Microplastics in road runoff: occurrence, properties and transport modelling

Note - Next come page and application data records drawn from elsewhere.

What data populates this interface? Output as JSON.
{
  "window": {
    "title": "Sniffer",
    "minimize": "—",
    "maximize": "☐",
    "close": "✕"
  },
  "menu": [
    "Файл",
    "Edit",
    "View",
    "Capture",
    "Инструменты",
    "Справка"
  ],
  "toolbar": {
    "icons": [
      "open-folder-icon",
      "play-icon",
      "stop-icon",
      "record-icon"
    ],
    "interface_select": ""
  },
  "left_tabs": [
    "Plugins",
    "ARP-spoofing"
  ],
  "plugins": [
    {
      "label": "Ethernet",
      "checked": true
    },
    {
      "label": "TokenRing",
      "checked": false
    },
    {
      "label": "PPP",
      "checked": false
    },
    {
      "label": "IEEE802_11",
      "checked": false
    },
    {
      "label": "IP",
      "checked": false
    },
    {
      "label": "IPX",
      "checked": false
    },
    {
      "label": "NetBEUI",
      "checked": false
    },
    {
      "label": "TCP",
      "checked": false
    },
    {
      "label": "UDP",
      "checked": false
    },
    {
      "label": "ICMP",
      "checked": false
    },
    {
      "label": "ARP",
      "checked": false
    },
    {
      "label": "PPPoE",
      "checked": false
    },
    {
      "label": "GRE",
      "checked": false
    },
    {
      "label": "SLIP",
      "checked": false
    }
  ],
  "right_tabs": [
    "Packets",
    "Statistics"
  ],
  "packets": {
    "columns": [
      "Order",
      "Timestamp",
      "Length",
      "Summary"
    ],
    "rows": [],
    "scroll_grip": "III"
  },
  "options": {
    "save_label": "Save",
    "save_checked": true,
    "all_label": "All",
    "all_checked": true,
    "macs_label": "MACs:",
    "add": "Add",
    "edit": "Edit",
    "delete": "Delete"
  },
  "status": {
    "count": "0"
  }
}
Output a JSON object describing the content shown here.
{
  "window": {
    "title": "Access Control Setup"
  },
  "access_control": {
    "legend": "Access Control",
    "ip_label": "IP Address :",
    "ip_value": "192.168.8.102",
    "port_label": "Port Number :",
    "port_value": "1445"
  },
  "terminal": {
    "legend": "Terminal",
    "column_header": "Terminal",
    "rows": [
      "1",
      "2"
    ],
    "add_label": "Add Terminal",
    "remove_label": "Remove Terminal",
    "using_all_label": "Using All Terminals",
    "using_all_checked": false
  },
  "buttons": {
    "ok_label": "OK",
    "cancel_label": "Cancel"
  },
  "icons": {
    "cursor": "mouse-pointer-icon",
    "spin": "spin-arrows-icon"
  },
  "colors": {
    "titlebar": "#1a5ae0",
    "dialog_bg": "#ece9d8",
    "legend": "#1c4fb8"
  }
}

Almost 10 % of the annual production of plastics ends up in our oceans. As a result, microplastics (MP) have been detected in organisms at all levels of the marine food chain. It is estimated that 70–80 % of marine MP originates from land-based sources, transported mainly via rivers. Studies on MP in freshwater are just starting to emerge, and observations of MP are alarming as we are dependent on freshwaters for drinking water and food production. An inventory of MP sources in the Swedish environment identified surface runoff from urban areas as a major pathway. The major contributors to MP in urban runoff are traffic-related. However, there are very few reports on MP in road runoff and in stormwater systems. This project aims at closing the knowledge gap on the occurrence and characteristics of MP in road runoff, and on the fate of MP in stormwater systems and transport to receiving waters. Through collection and analysis of runoff and sediment from different road surfaces, abundance and properties of road-related MP are investigated. The results are used to develop a model that describes the transport of MP from roads, through open stormwater systems and closed sewers, to receiving surface waters. This will give us understanding of where in the stormwater system or receiving waters MP tend to accumulate, as well as where in the system and which mitigation measures should be implemented to efficiently decrease the input of MP from road runoff to the water environment.

Start date 01/01/2020
End date 31/12/2022

Page manager Published: Fri 14 Aug 2020.